But this year, do you know what? For 2022 there’s a big, fat ‘nope’ coming from me. I’m lying face down on the carpet, banging my fists on the floor and screaming ‘No!’ at the top of my voice. ‘I’m not doing any of it!’
The truth is, it’s early January and I’m exhausted already. My children put big demands on me. I’m up to my ears in toilet training, picky eaters, temper tantrums, childhood illnesses and repetitive meals. I have to work, shop, cook, do the school and nursery runs, do the laundry, find missing shoes, make costumes, take them to swimming lessons, tie shoe laces, remember to put the bins out. And I always have to put the toys away.

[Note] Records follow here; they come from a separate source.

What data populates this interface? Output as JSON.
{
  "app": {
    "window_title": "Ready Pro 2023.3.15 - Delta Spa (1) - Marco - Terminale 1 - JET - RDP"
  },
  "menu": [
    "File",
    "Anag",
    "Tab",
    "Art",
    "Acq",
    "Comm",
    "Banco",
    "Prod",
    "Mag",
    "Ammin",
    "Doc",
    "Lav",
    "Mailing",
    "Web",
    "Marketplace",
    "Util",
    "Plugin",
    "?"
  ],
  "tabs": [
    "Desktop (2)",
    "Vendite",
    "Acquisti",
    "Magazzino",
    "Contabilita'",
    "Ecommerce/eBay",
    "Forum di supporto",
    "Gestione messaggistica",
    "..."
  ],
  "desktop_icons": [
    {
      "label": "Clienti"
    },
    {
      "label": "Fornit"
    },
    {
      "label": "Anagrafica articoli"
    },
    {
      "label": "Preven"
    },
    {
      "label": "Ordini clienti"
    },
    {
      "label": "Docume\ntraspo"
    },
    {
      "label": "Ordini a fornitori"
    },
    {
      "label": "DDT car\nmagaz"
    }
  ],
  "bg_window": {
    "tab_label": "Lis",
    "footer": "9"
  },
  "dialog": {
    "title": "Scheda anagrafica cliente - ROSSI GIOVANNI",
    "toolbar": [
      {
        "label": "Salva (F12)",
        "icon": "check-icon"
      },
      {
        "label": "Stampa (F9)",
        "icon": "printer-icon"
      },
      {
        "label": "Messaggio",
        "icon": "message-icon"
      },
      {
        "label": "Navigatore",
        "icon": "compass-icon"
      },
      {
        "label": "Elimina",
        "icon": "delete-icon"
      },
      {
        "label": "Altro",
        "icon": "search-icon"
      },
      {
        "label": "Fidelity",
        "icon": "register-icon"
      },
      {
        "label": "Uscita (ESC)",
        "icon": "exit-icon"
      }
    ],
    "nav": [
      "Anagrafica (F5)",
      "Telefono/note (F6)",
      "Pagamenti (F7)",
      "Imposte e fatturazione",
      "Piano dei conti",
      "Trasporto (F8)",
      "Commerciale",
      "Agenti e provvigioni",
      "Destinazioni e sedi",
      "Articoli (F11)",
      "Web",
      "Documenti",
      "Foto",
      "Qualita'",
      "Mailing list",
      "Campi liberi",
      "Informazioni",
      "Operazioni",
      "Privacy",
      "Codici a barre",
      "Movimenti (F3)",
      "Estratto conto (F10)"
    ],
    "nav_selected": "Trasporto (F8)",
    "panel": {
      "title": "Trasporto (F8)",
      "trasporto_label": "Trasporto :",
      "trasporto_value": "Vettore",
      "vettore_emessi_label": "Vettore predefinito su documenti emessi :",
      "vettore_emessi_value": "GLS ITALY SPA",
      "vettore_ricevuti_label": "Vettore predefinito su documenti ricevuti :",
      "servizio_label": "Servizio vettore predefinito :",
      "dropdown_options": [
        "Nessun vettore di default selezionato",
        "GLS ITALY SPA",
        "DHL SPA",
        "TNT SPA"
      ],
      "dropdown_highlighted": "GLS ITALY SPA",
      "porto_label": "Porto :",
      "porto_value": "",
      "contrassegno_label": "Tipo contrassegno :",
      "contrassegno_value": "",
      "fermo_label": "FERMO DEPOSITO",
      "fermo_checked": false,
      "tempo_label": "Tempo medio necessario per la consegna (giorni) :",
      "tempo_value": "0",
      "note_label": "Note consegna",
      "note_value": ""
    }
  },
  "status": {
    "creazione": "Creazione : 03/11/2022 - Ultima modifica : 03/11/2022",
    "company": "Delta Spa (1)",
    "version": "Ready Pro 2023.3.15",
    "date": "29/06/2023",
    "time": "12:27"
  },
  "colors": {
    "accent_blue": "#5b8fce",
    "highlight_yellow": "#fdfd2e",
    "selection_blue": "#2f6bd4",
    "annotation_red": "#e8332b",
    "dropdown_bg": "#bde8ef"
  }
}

Plus we’e all tested positive for Covid at different times over the last two months – so that’s been bundles of fun too.
But I am a mother, so underpinning all this drudgery is a love for my children, so deep that it’s almost subliminal. In all the chaos, I’m not conscious of it, but it’s there, always. I astonish myself with my patience, my spontaneity, my resilience, my compassion and my true love for my children. I’m just racked with guilt that I have so little time to show it.
So, 2022 isn’t my year to run a marathon. It isn’t my year to lose two stone and look fabulous, or re-decorate my home in the style of House & Garden, or be Supermum. 2022 is a year for me to be happy. Happy to be who I am, happy to be imperfect.
This is my year to grab sleep when I can, to give myself grace – always. This is my year to embrace the mess. I make no apology for babysitting the kids in front of the TV so I can buy myself uninterrupted time to get the essentials done like cooking proper food for my children.
As mothers, we put a far too much pressure on ourselves, whether we realise it or not. Small imperfections during the day are magnified in our minds so that we feel we’re not keeping up. Untidy house? I need to do more housework. No clean socks? I’m way behind on the laundry. Behaviour problems in school? That’s it – no more video games – ever.
We need to stop. I need to stop.
The reality is this: my children don’t need a Mum who looks trim in leggings right now. Or a mother who makes individualised gluten-free quiches for the whole class. They need a mother who does her best to love them well — imperfections and all. I’m doing that, so I don’t need to make a resolution to make it happen.
So this year, give yourself some credit. Cut yourself some slack. You’re doing fine – being a parent is really hard. You don’t need to prove anything to anyone, least of all yourself. Some years aren’t meant to be record-breaking – they’re just meant for you to be the best version of yourself.
January doesn’t have to be a stay-indoors month – there’s loads of things going on for children of all ages, and you can do with getting out too. Check out www.gomunkee.com for inspiration.